* About this task *
Locate the word "VizieR" in the data below, then copy every line that holds it.

* Data for this exercise *

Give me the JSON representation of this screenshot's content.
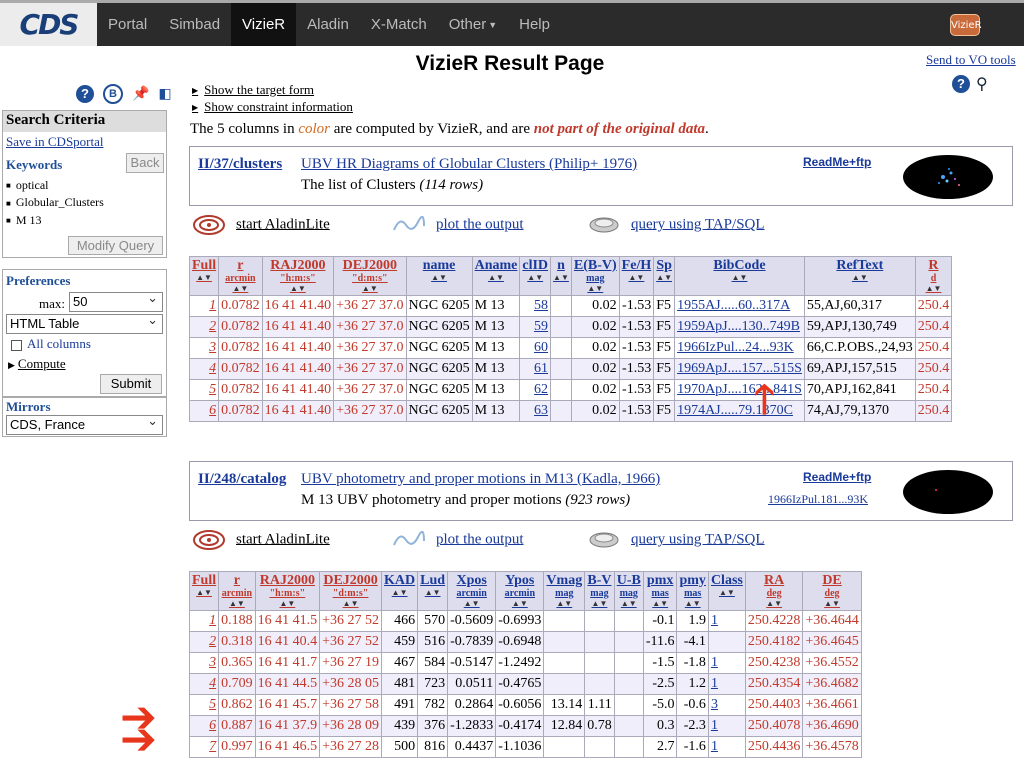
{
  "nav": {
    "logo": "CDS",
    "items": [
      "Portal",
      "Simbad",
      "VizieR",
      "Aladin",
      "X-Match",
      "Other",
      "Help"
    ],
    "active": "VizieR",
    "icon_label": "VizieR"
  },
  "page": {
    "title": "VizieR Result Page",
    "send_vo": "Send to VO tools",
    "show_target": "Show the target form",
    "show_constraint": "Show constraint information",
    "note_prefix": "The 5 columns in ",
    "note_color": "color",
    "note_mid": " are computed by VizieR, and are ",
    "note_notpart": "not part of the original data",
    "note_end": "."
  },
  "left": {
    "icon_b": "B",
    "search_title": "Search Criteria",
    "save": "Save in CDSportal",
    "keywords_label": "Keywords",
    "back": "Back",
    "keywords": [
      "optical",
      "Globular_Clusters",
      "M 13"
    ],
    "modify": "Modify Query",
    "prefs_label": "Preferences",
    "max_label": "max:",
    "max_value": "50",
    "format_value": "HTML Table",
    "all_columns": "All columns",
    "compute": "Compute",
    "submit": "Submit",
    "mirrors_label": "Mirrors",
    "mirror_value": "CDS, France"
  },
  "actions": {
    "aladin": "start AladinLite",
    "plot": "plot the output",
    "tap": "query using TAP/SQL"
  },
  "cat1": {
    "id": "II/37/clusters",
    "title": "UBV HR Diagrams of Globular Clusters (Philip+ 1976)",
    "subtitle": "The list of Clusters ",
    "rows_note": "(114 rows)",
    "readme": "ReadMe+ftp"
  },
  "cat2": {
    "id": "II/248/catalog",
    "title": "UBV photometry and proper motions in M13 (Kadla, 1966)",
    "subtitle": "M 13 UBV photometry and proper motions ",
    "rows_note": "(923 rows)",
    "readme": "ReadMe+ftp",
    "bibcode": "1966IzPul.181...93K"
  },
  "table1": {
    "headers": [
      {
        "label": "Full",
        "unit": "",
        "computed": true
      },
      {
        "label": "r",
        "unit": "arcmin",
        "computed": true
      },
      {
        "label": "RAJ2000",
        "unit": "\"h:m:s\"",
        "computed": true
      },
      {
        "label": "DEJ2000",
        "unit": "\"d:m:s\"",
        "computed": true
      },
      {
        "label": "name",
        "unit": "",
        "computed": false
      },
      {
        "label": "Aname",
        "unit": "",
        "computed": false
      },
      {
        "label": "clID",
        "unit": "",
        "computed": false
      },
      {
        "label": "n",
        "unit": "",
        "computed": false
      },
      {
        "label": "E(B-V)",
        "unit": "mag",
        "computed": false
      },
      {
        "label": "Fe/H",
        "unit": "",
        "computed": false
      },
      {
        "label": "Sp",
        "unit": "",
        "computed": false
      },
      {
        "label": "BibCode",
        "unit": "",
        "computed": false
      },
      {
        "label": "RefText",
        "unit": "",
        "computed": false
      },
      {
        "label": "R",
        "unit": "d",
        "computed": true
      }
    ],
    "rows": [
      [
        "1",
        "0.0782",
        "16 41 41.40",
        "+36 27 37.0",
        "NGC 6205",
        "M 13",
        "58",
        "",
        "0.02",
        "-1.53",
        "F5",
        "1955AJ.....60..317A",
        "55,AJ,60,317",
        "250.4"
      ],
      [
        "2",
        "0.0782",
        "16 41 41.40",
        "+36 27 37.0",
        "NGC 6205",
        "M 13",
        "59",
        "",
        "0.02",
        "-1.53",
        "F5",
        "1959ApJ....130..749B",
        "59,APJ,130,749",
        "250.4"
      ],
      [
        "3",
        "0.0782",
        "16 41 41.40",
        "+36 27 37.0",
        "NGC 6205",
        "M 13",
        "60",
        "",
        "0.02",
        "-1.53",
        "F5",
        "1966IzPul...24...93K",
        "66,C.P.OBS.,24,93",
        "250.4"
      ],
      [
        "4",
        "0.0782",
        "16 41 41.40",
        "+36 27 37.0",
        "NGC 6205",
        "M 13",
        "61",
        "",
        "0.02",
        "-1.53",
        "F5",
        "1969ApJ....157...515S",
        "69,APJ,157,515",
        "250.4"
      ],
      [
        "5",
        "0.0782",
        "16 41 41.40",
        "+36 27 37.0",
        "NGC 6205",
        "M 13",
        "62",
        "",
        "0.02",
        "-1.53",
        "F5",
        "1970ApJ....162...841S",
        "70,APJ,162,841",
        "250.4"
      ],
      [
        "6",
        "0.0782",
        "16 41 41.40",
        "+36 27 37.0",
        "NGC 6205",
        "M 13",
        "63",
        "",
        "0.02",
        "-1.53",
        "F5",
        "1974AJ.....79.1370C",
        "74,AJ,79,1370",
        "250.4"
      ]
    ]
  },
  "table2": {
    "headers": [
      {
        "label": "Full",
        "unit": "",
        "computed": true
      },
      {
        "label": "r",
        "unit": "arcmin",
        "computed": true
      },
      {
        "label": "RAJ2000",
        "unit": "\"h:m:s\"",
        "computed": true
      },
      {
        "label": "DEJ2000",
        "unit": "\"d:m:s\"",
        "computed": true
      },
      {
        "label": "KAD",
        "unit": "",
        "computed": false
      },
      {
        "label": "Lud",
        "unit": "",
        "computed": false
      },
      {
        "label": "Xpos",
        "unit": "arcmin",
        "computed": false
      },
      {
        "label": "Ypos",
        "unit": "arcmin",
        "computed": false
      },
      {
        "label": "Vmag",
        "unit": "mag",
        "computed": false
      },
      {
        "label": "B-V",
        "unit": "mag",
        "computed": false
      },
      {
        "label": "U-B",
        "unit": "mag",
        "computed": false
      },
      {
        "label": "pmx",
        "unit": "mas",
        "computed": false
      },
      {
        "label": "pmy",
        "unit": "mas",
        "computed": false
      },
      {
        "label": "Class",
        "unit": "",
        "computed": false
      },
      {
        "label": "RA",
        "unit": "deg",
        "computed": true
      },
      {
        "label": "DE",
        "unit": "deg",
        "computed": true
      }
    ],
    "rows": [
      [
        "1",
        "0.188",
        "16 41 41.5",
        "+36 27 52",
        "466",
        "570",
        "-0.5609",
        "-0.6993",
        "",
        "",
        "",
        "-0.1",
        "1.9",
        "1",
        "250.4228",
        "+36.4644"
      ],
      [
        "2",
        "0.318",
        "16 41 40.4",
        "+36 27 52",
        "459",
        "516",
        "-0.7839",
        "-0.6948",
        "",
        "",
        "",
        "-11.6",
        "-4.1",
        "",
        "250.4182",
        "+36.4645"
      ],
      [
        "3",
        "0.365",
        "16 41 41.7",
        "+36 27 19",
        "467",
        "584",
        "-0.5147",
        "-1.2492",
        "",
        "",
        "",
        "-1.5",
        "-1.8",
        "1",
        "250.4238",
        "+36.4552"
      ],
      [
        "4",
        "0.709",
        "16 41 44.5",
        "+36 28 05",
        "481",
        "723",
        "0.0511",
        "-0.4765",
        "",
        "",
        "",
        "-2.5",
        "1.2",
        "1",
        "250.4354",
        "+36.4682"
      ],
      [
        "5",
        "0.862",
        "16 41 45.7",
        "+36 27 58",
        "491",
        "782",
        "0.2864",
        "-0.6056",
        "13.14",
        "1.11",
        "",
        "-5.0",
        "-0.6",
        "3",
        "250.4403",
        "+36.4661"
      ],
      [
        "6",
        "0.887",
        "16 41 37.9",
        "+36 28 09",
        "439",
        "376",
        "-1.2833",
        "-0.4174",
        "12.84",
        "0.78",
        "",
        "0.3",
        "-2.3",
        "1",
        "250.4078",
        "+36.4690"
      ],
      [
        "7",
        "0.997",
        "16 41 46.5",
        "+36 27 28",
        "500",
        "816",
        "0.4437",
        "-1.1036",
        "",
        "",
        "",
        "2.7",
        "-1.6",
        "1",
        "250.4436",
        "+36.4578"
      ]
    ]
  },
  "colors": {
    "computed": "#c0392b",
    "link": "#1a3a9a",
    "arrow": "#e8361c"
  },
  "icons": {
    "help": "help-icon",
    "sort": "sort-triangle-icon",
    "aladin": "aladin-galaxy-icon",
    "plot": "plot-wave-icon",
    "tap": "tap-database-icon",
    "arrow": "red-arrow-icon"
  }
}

* Exercise answer *
      "VizieR",
    "active": "VizieR",
    "icon_label": "VizieR"
    "title": "VizieR Result Page",
    "note_mid": " are computed by VizieR, and are ",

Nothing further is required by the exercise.